Maniglia asked Cohen what municipalities he has worked for that are similar to Loxahatchee Groves. Cohen said that he has done work for Lake Park and Lake Clarke Shores, but that Loxahatchee Groves is unique.
“Our content is dictated by your actions and what the town does, and what you do is dictated by the needs of your community, so our communications will be dictated by that,” he said.
Maniglia asked if the new web site will have a blog section, and Titcomb said the web site could have a blog area, but someone would still have to write and edit it.
“That all has to be compiled and edited by a consistent source, whether that be the council, staff or a hired gun,” Titcomb said.

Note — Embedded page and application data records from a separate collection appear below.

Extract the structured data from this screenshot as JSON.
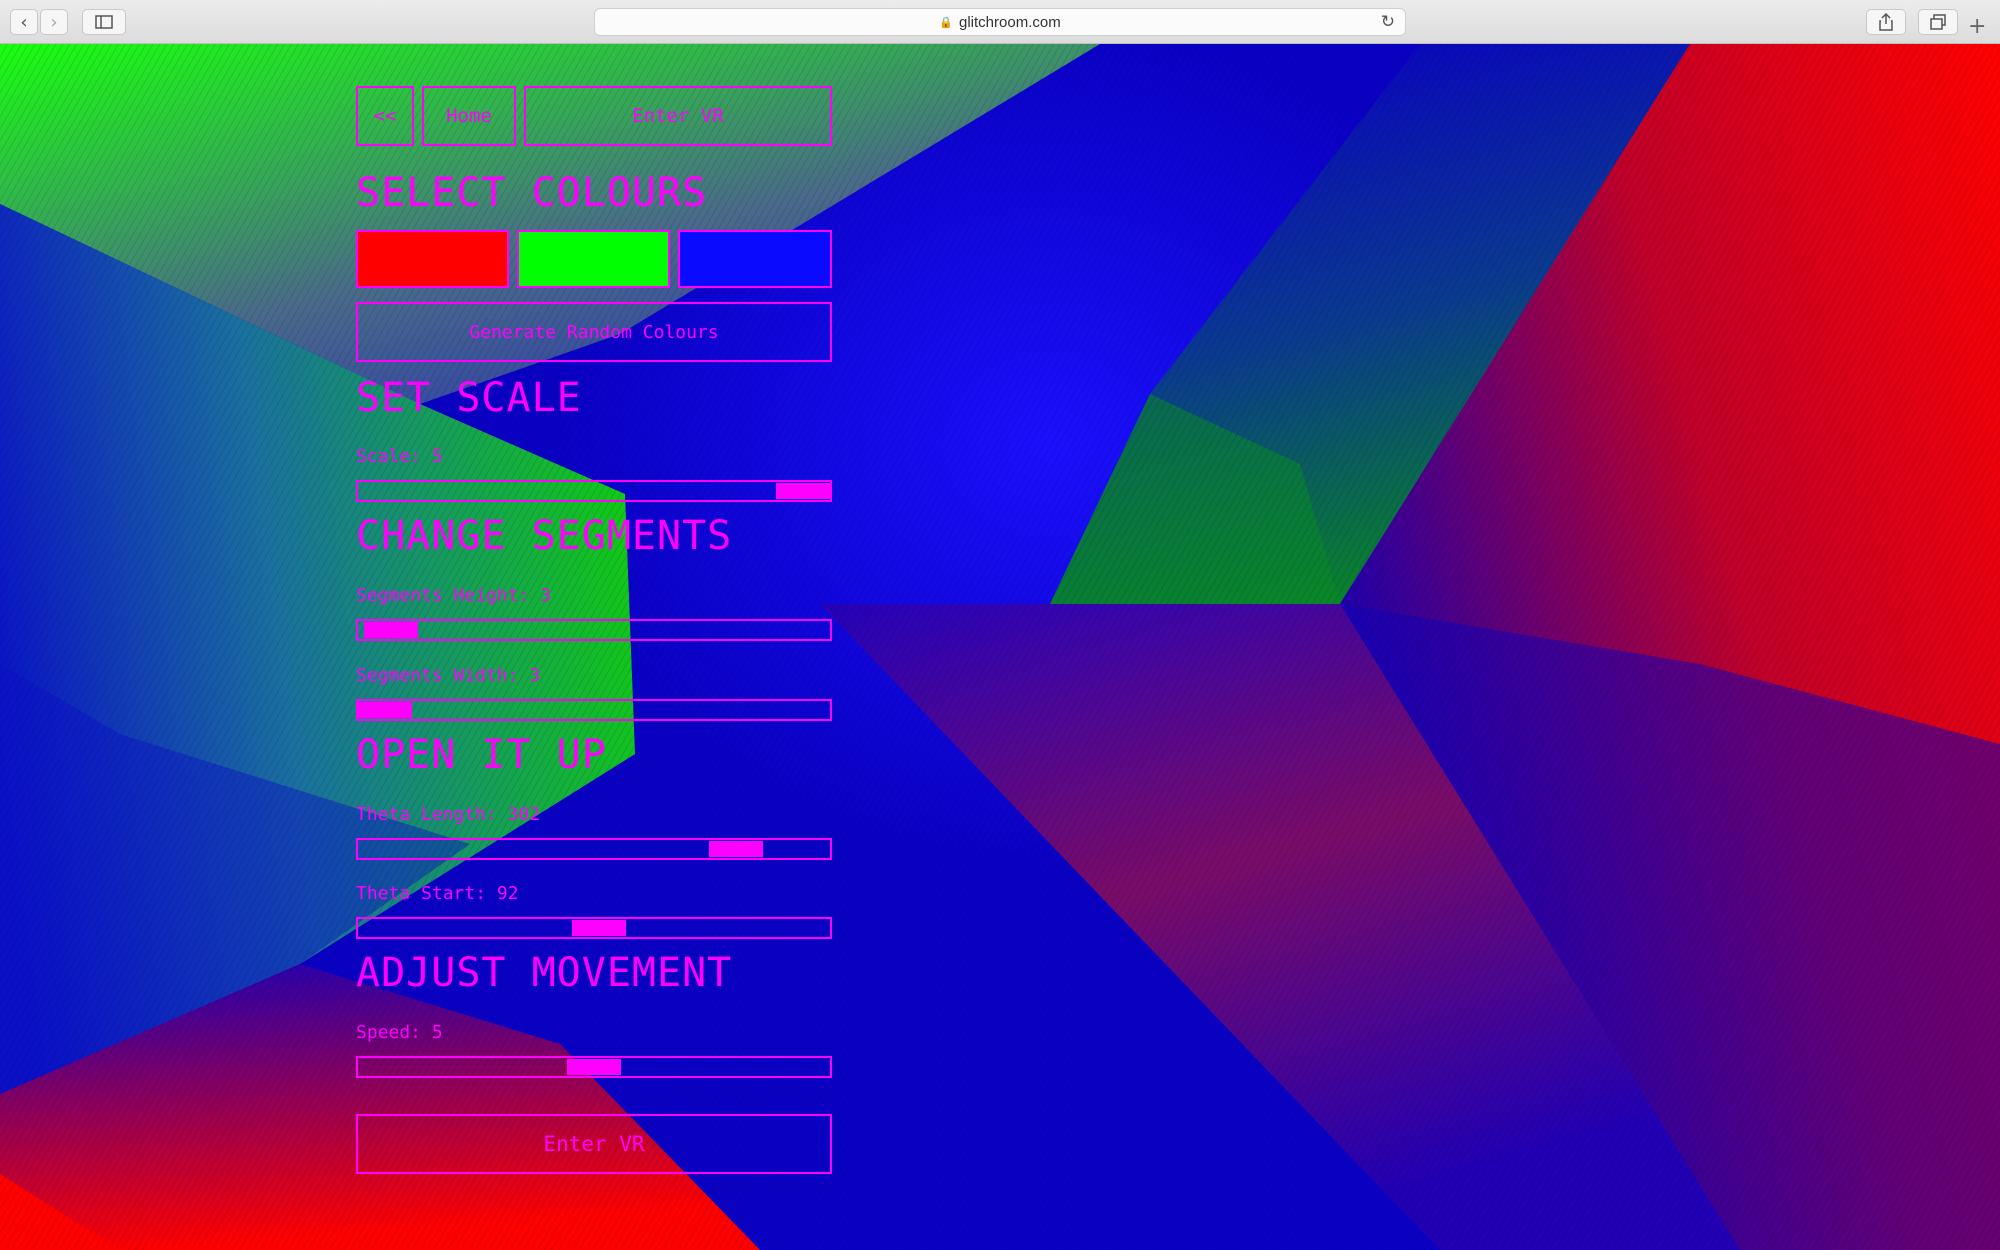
{
  "browser": {
    "url": "glitchroom.com"
  },
  "nav": {
    "back_label": "<<",
    "home_label": "Home",
    "vr_label": "Enter VR"
  },
  "colours": {
    "heading": "SELECT COLOURS",
    "swatches": [
      "#ff0000",
      "#00ff00",
      "#0a0aff"
    ],
    "random_label": "Generate Random Colours"
  },
  "scale": {
    "heading": "SET SCALE",
    "label": "Scale: 5",
    "fraction": 0.96
  },
  "segments": {
    "heading": "CHANGE SEGMENTS",
    "height_label": "Segments Height: 3",
    "height_fraction": 0.07,
    "width_label": "Segments Width: 3",
    "width_fraction": 0.05
  },
  "open": {
    "heading": "OPEN IT UP",
    "length_label": "Theta Length: 302",
    "length_fraction": 0.8,
    "start_label": "Theta Start: 92",
    "start_fraction": 0.51
  },
  "movement": {
    "heading": "ADJUST MOVEMENT",
    "speed_label": "Speed: 5",
    "speed_fraction": 0.5
  },
  "footer": {
    "vr_label": "Enter VR"
  }
}
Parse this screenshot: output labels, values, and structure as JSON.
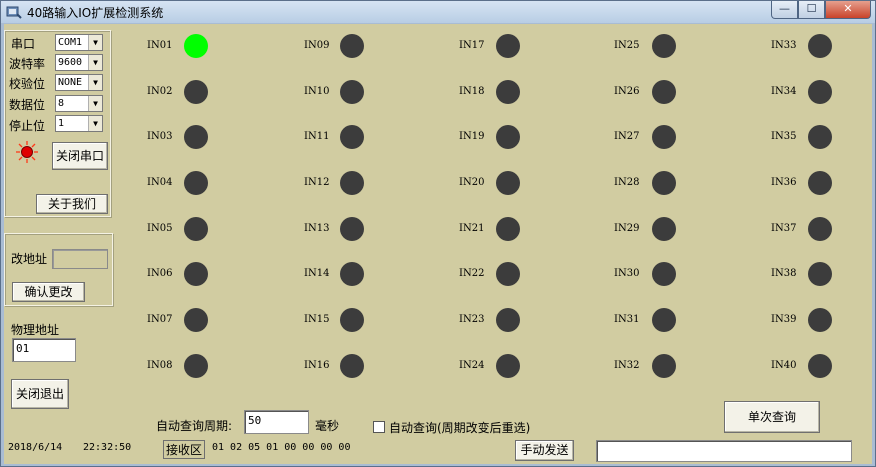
{
  "window": {
    "title": "40路输入IO扩展检测系统",
    "min_glyph": "—",
    "max_glyph": "☐",
    "close_glyph": "✕"
  },
  "serial": {
    "port_label": "串口",
    "port_value": "COM1",
    "baud_label": "波特率",
    "baud_value": "9600",
    "parity_label": "校验位",
    "parity_value": "NONE",
    "databits_label": "数据位",
    "databits_value": "8",
    "stopbits_label": "停止位",
    "stopbits_value": "1",
    "close_port_button": "关闭串口",
    "about_button": "关于我们"
  },
  "address": {
    "change_label": "改地址",
    "change_value": "",
    "confirm_button": "确认更改"
  },
  "physical_address": {
    "label": "物理地址",
    "value": "01"
  },
  "exit_button": "关闭退出",
  "io_inputs": [
    {
      "label": "IN01",
      "on": true
    },
    {
      "label": "IN02",
      "on": false
    },
    {
      "label": "IN03",
      "on": false
    },
    {
      "label": "IN04",
      "on": false
    },
    {
      "label": "IN05",
      "on": false
    },
    {
      "label": "IN06",
      "on": false
    },
    {
      "label": "IN07",
      "on": false
    },
    {
      "label": "IN08",
      "on": false
    },
    {
      "label": "IN09",
      "on": false
    },
    {
      "label": "IN10",
      "on": false
    },
    {
      "label": "IN11",
      "on": false
    },
    {
      "label": "IN12",
      "on": false
    },
    {
      "label": "IN13",
      "on": false
    },
    {
      "label": "IN14",
      "on": false
    },
    {
      "label": "IN15",
      "on": false
    },
    {
      "label": "IN16",
      "on": false
    },
    {
      "label": "IN17",
      "on": false
    },
    {
      "label": "IN18",
      "on": false
    },
    {
      "label": "IN19",
      "on": false
    },
    {
      "label": "IN20",
      "on": false
    },
    {
      "label": "IN21",
      "on": false
    },
    {
      "label": "IN22",
      "on": false
    },
    {
      "label": "IN23",
      "on": false
    },
    {
      "label": "IN24",
      "on": false
    },
    {
      "label": "IN25",
      "on": false
    },
    {
      "label": "IN26",
      "on": false
    },
    {
      "label": "IN27",
      "on": false
    },
    {
      "label": "IN28",
      "on": false
    },
    {
      "label": "IN29",
      "on": false
    },
    {
      "label": "IN30",
      "on": false
    },
    {
      "label": "IN31",
      "on": false
    },
    {
      "label": "IN32",
      "on": false
    },
    {
      "label": "IN33",
      "on": false
    },
    {
      "label": "IN34",
      "on": false
    },
    {
      "label": "IN35",
      "on": false
    },
    {
      "label": "IN36",
      "on": false
    },
    {
      "label": "IN37",
      "on": false
    },
    {
      "label": "IN38",
      "on": false
    },
    {
      "label": "IN39",
      "on": false
    },
    {
      "label": "IN40",
      "on": false
    }
  ],
  "query": {
    "period_label": "自动查询周期:",
    "period_value": "50",
    "unit": "毫秒",
    "auto_label": "自动查询(周期改变后重选)",
    "auto_checked": false,
    "single_button": "单次查询"
  },
  "status": {
    "date": "2018/6/14",
    "time": "22:32:50",
    "recv_label": "接收区",
    "recv_data": "01 02 05 01 00 00 00 00",
    "send_button": "手动发送",
    "send_value": ""
  },
  "colors": {
    "led_on": "#00ff00",
    "led_off": "#3c3c3c",
    "panel": "#d1cca1"
  }
}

Maniglia said she would like to see what is offered on the town’s new web site before she commits to a public relations firm.
“I don’t believe that they know enough about our community,” she said. “We’ve all talked about a newsletter, but I think this year we need to tighten our belts. We need to take a look at our web site up and running, and then see how we communicate with the public.”
El-Ramey noted that she ran for the council on a platform of better communications with residents.
“I was envisioning something a little more in-house based and possibly volunteer resident driven,” she said. “The price tag, while it may not seem like a lot, I think as we’re launching the web site, it may be a little premature. But again, this is something that is going to be critical for this town to come together as a community to withstand the storm of outside forces that we’re dealing with.”
Cohen said the new web site would be a repository for information but pointed out that someone would still be needed to provide the content.
“You still are going to need the generation of the content on the web site,” he said. “The generation of the content is really what is needed as far as translating what is happening here in town hall and making sure residents are informed.”
He added that once the web site is up and running, part of his firm’s responsibility might be to maintain a section of it. “We will enhance the quality of the web site and draw some traffic to the web site once it’s up and running,” Cohen said.
Councilman Dave DeMarois said he had no problem having a service to distill essential information from a meeting that may last for five hours into a few pages that a resident could read in a few minutes, as long as the information is correct.
But Maniglia said she was not ready to pay $25,000 a year at this point.
Titcomb said Cohen’s contract could be delayed to the start of the web site, if that is what the council desired.
“It’s like hiring a quarter-time employee to do nothing but this stuff for us instead of adding more duties to the existing employees, who already have their hands full,” he said.
Danowski said she favored the concept but had a problem with paying Cohen, plus mailing and printing costs, on top of the $4,000 a month the town pays to the web site contractor.
“You could almost cut that in half and have a part-time intern in here who is an English major who could write and possibly pick up some of the slack that happens around this office,” she said.
Mayor Robert Shorr was concerned with the cost, as well as not having three bids on the contract.
“I believe we should develop the scope of work first.” Shorr said. “This is definitely needed, it’s wanted, it has been asked for. It’s the next step to keeping things moving forward.”
Titcomb suggested tabling the item until staff comes back with a scope of work that the council can agree with.
Maniglia made a motion to table the item for three months, returning with other quotes and a scope of work. The motion carried 4-1 with Shorr opposed, who said the item is too important to delay.